7. Heart and Lung Health
Patients with cardiovascular disease should be cautioned about cannabis use related to their individual medical diagnosis, per the American Heart Association. This follows as high potency THC behaves as a stimulant. There are associations with heart attack, stroke, and irregular heart rhythms. Smoking and vaping any product is detrimental to pulmonary health. Smoked cannabis products can contain similar toxins to tobacco products. In fact, vaping cannabis is worse for the lungs than tobacco. A marijuana joint produces 3.5 times as much secondhand smoke as a Marlboro cigarette.
8. Cannabis and Pain
Most people who use marijuana as medicine claim it helps with pain. However, cannabis is contraindicated in patients who have an opioid use disorder according to the American Society of Addiction Medicine. Concurrent marijuana and long-term opioid use does not improve pain. Cannabis use increased the risk of opioid use disorder in a study of 34,653 participants.
There is false and dangerous messaging that marijuana is good for seizures. In fact, it decreases the seizure threshold and increases the risk of seizures.
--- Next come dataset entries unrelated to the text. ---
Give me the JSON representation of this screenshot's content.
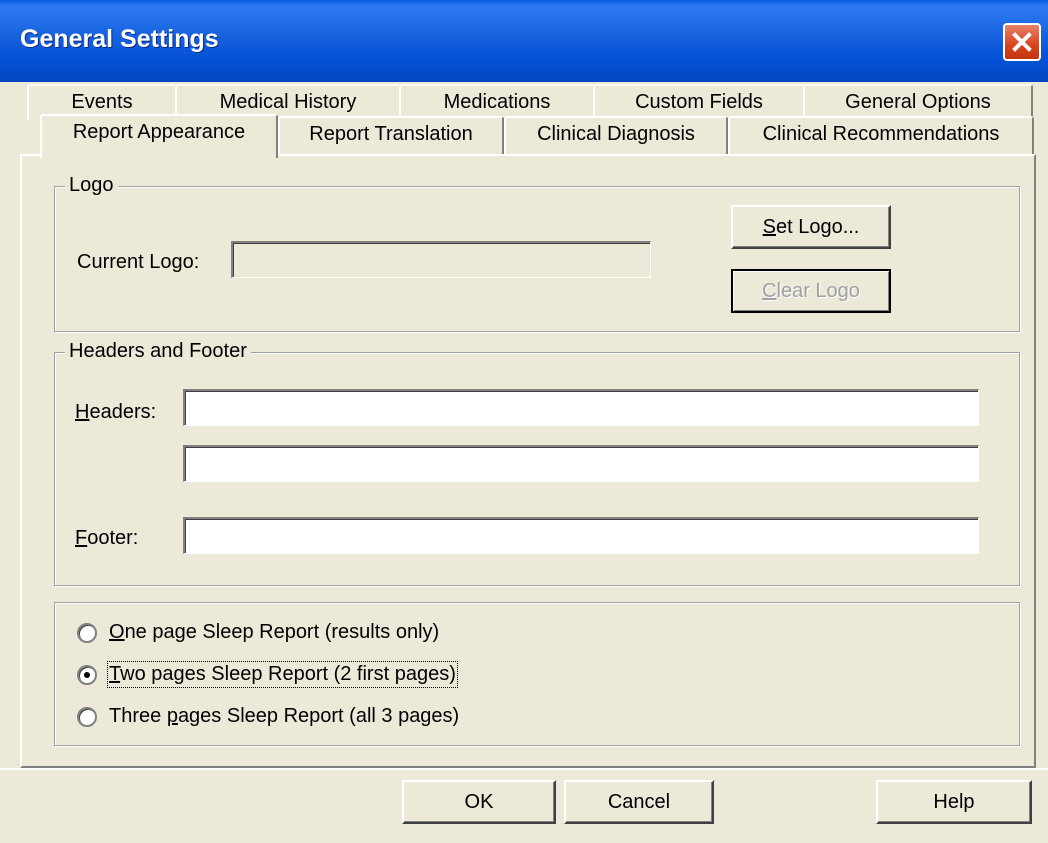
{
  "window": {
    "title": "General Settings"
  },
  "tabs": {
    "row1": [
      "Events",
      "Medical History",
      "Medications",
      "Custom Fields",
      "General Options"
    ],
    "row2": [
      "Report Appearance",
      "Report Translation",
      "Clinical Diagnosis",
      "Clinical Recommendations"
    ],
    "active": "Report Appearance"
  },
  "logo": {
    "group_label": "Logo",
    "current_label": "Current Logo:",
    "current_value": "",
    "set_button": {
      "accel": "S",
      "rest": "et Logo..."
    },
    "clear_button": {
      "accel": "C",
      "rest": "lear Logo"
    }
  },
  "headers": {
    "group_label": "Headers and Footer",
    "headers_label": {
      "accel": "H",
      "rest": "eaders:"
    },
    "header1_value": "",
    "header2_value": "",
    "footer_label": {
      "accel": "F",
      "rest": "ooter:"
    },
    "footer_value": ""
  },
  "report": {
    "options": [
      {
        "accel": "O",
        "rest": "ne page Sleep Report (results only)"
      },
      {
        "accel": "T",
        "rest": "wo pages Sleep Report (2 first pages)"
      },
      {
        "pre": "Three ",
        "accel": "p",
        "rest": "ages Sleep Report (all 3 pages)"
      }
    ],
    "selected_index": 1
  },
  "buttons": {
    "ok": "OK",
    "cancel": "Cancel",
    "help": "Help"
  }
}
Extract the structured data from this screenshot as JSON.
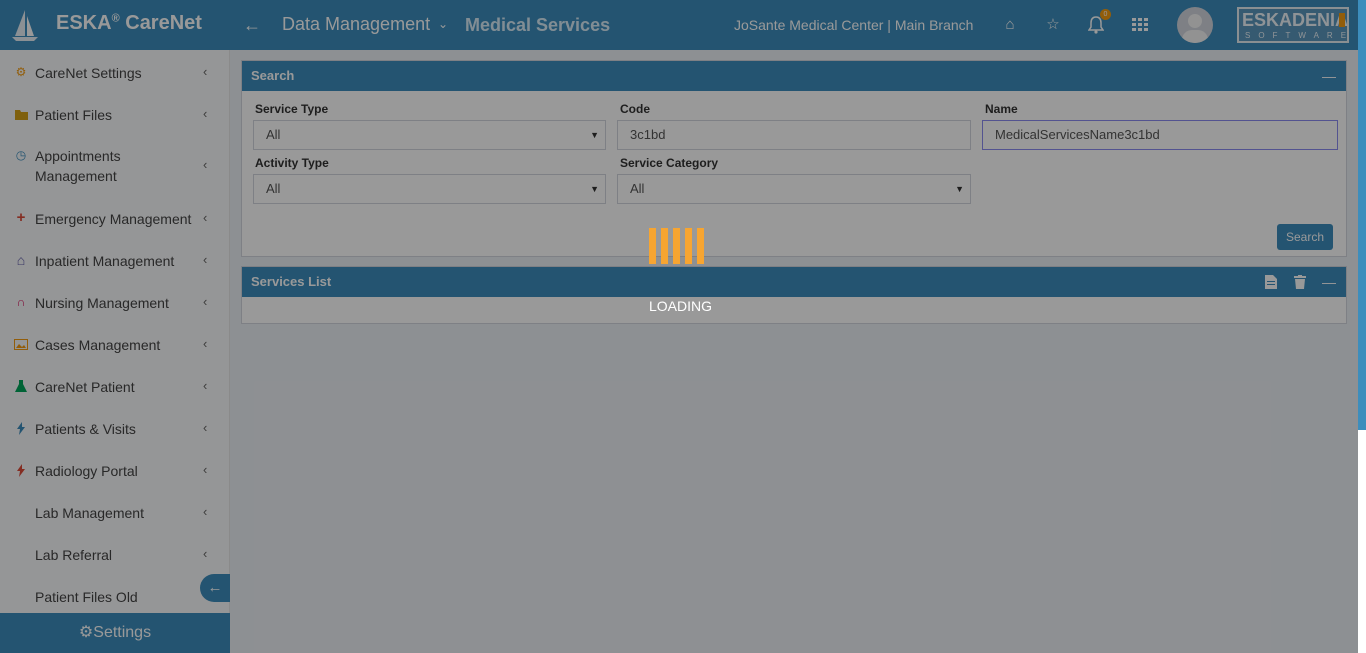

CBD, cannabidiol, is available in prescription form as Epidiolex and is recommended for a select subset of babies with a rare seizure disorder called Dravet Syndrome or Lennox-Gastaut Syndrome. These babies are not smoking pot or using any type of THC product. CBD is pharmacologically distinct from THC.
10. Drugged Driving
Drugged driving is a public health issue that is growing. A study of 191 regular cannabis users measured a composite driving score after smoking delta-9-THC cigarettes. Driving scores diminished 30 minutes and 90 minutes after smoking THC. It took 4.5 hours to return to baseline. Overall, marijuana users were about 25% more likely to be involved in a crash than drivers with no evidence of marijuana use. The National Highway Traffic Safety Administration published information on Drug-Impaired Driving.
As is the case with alcohol, tobacco, and opioids, there are health risks associated with cannabis use. What makes marijuana unique today is that the public is unaware of the many risks. Consumers deserve to know the risk of cannabis, especially the new high potent THC products. An educated public makes informed decisions.